I recently received a package containing my very first Kickstarter purchase, the ScanBox Plus. The Scanbox is basically a small box with a hole in the top (the “Plus” adds a set of lights powered by a 9-volt battery), designed to be used with a smartphone camera as a portable scanning station. The whole apparatus folds flat and fits inside a paper envelope.
The Scanbox seemed like the perfect tool for some guerrilla digitization, so I set myself the following challenge: Digitize a complete (if small) manuscript collection in an hour. That’s everything from soup to nuts, including installation of software and uploading the images. I decided to use a small collection of manuscripts (34 folders), the correspondence of Joseph and Elizabeth Pennell. The collection itself was recently removed from less-than-archival housing
and processed by a volunteer (finding aid). Here’s the newly-rehoused Pennell Collection next to the Scanbox:
I put an hour on the timer and got to work:
Step One: “Scanning”. Time: 18:54 (Time remaining: 41:06)
Each page with writing was scanned (blank versos were skipped), including envelopes. Items were moved in and out of the box quickly but carefully. The total number of resulting images was 76, which means it took about 15 seconds per image. The scanning process involved nothing more than sliding each item in and tapping the photo button.
Step Two: Setting Up the Online Gallery. Time: 13:14 (Time remaining: 27:52)
While the photos uploaded from the phone to the computer via Dropbox, I downloaded and set up the software I’d be using for the digital collection. I decided on Gallery because it’s the quickest and easiest option I know of. Given the time to add image metadata or create a nicer interface, I might have chosen something else. The quick installation was also a plus: I set up a MySQL database on the server, uploaded the Gallery folder, visited it in a web browser, and that was about it.
Step Three: Image Rotation. Time: 4:14 (Time remaining: 23:38)
No time for cropping or any other image editing, just time to make sure everything pointed in the right direction.
Step Four: Re-Scanning. Time: 7:44 (Time remaining: 15:54)
While going quickly through the images I noticed a few that were just too bad to use. Back to the Scanbox.
Step Five: Uploading. Time: 12:30 (Time remaining: 3:20)
Most of this time was wasted trying to figure out a plugin I didn’t even need to use.
Step Six: Cleanup. Time: 3:20
With all the images online, I still had a few minutes to tweak things a bit. I clicked “Save” on the last edits as the stopwatch reached an hour.
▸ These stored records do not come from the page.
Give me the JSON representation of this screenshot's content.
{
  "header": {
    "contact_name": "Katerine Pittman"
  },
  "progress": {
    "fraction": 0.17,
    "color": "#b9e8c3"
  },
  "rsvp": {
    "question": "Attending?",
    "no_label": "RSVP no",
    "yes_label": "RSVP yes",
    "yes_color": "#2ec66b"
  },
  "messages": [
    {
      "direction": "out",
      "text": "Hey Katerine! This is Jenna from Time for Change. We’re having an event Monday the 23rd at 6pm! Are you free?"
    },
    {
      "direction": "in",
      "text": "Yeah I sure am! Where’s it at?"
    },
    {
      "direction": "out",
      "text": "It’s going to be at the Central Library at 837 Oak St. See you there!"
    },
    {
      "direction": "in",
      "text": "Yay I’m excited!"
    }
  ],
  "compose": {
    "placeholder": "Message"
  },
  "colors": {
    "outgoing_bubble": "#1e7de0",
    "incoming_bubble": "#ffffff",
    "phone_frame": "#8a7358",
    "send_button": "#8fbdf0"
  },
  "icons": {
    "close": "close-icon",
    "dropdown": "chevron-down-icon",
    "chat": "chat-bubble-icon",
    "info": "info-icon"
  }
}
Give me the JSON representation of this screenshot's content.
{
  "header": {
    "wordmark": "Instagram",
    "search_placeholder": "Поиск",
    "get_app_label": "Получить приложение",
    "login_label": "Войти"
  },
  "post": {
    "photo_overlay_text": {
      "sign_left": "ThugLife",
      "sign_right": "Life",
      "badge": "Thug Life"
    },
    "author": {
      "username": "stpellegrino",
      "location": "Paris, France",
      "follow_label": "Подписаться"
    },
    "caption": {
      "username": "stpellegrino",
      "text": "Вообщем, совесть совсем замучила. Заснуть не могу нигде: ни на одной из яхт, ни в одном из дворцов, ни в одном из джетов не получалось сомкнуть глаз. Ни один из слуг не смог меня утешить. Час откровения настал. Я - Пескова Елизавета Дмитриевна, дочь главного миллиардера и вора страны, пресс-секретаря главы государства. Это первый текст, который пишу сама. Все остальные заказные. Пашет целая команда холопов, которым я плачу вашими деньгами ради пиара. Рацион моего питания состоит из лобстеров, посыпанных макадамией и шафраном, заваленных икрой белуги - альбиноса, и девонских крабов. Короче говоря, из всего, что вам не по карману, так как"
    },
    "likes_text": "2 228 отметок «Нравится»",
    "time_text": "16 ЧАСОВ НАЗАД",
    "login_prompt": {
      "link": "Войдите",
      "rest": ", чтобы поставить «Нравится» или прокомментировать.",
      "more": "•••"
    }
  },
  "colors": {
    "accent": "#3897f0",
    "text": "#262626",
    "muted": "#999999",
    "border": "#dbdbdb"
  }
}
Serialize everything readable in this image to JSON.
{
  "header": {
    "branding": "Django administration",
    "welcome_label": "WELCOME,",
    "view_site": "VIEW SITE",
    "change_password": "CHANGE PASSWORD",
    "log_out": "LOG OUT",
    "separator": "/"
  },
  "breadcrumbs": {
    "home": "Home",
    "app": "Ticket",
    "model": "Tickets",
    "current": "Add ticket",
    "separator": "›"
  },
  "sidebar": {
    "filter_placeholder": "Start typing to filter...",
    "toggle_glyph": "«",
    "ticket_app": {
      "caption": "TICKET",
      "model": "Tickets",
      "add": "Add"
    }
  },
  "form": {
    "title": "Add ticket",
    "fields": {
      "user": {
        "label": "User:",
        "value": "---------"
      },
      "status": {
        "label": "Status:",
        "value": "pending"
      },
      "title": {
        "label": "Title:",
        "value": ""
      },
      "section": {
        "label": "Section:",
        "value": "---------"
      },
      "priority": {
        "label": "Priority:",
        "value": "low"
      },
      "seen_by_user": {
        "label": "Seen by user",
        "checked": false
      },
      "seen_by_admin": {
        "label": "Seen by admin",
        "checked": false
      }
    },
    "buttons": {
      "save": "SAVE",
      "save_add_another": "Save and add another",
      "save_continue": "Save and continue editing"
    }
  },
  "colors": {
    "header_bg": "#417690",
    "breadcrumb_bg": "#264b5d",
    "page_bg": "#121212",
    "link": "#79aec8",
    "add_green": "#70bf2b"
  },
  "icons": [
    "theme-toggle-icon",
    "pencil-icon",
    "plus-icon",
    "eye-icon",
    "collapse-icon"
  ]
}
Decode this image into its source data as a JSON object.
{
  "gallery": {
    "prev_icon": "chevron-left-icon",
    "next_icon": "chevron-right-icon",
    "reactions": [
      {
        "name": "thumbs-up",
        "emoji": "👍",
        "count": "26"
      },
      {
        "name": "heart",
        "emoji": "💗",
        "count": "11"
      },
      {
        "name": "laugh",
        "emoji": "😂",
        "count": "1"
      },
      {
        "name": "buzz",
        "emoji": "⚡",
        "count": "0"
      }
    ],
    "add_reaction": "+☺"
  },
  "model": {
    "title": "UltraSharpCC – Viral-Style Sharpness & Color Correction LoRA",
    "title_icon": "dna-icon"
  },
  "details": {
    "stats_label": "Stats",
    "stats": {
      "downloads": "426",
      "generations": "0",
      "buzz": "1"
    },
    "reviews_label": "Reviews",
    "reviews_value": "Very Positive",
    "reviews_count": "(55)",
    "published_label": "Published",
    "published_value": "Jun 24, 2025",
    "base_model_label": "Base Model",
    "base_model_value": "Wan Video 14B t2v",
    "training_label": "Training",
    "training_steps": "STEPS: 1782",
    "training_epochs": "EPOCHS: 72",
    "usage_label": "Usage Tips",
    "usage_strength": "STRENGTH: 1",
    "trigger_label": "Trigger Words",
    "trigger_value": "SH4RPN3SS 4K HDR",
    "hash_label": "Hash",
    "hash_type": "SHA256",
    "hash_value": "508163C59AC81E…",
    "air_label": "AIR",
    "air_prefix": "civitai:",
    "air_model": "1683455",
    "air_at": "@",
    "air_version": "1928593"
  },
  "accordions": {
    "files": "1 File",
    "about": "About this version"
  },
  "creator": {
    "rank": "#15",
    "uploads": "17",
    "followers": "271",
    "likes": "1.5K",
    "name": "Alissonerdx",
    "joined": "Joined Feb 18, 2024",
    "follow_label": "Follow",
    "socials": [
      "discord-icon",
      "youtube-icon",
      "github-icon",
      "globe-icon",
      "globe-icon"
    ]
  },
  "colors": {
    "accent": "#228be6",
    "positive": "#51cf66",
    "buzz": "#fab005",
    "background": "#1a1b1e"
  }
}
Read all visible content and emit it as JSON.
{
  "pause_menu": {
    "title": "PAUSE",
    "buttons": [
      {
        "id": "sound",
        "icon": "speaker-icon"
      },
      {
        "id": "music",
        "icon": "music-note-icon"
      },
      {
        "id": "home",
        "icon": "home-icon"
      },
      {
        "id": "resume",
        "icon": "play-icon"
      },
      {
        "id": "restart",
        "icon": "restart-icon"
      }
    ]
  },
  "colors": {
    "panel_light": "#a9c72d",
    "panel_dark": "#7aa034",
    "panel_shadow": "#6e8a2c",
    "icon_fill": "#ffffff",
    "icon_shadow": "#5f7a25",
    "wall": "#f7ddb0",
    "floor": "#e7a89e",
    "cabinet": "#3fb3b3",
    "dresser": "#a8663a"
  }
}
The collection is available online at http://pplspc.org/pennell/ for the moment. (In the future I might tweak things a bit more. Update: Tweaking began almost immediately. I soon realized I had somehow uploaded two copies of each image, so I deleted everything and re-uploaded the images.)
Image quality isn’t very good: Smartphone cameras are handy, but they don’t currently match the resolution of scanners. And the Scanbox lights were underwhelming. In most cases one side of a letter is illuminated more than the other.
Absent metadata: A great deal of the work that goes into good digital projects takes place in the metadata and the rest of the apparatus supporting the images themselves. This collection is just a pile of images (it’s not necessarily even clear what images represent different sides of the same item).
Limited longevity: Don’t expect any of these images (or the collection as a whole) to be around in 100 years. Or 50. Maybe 10 if we’re lucky. Keeping digital reproductions alive takes a lot of effort.
A number of letters by two interesting people that weren’t available an hour ago suddenly are now.